Curious, I go to look at Mr. Dry Senior. He looks academic and serious, both of his eyes intact behind those spectacles – that leather diary tucked under one arm… My hand goes to check it at my waist, unconsciously.

And then Grandfather Dry, evidently as big a fan of poultry as his grandson…

“Ah, I see this one’s showing off his cock,” Carvery Slaughter interrupts my private artistic musings. “Bigger than the one currently trying to shag the cushions on that armchair in the corner.”

I avoid looking where he points, all too clearly able to hear the amorous clucking of the cockerel.

“These must be the previous owners further along,” I say, curiosity getting the better of me, and hurry onwards. “Oh – no – no, no…”

“What?” Carvery asks, and catches up at his own pace. “Yeah, what about it?”

“Can’t you see?” I cry, waving an arm up at the drab gray face in the painting. “The previous owners – they were zombies!”

“The current owners are zombies,” Carvery replies, deadpan. “Or had that issue escaped your attention?”

“But they weren’t always zombies!” I moan. “You can see – they were normal before. But these older ones – just look at them. The gray skin – and the lifeless eyes!”

“Look like regular old portraits to me,” he remarks, licking a finger, and running it down the dull, dingy painted canvas. “Could use a clean-up, perhaps.”

“It must be something to do with the house!” I insist. “Maybe there’s a curse…”

Carvery’s hand covers my mouth, stopping me in my verbal tracks.

“Sshhh,” he hisses in emphasis, and jerks his head towards the last painting, on the far wall.

A giant painting. Of a ship. Maybe an early migrant transport, or a slave trader. The figurehead is a snarling totem of a demon, and the sails are blood-red.

Am I imagining it, or is that the creak of timbers in its rigging?

And as the cockerel’s ecstasy with its favoured tapestry cushion reaches a crescendo, the surface of the painting billows

Trailer for the first in the CS Lewis Chronicles of Narnia series, fan posting 🙂
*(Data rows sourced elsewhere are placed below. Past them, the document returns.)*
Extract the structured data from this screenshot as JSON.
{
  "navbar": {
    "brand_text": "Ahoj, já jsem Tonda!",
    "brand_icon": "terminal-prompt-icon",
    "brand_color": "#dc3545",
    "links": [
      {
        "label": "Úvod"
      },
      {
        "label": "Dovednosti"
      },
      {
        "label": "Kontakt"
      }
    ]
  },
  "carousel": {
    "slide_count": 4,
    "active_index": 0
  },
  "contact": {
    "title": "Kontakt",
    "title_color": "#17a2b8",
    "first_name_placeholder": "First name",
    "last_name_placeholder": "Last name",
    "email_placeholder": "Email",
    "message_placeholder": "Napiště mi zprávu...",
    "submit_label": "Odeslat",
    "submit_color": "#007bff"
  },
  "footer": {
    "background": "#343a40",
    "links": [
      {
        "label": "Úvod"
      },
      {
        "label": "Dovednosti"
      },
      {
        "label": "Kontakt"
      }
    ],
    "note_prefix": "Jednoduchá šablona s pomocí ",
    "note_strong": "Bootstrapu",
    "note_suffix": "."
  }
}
More mindless mayhem: The Zombie Adventures of Sarah Bellum

Also available for all other devices, and online reading, on Smashwords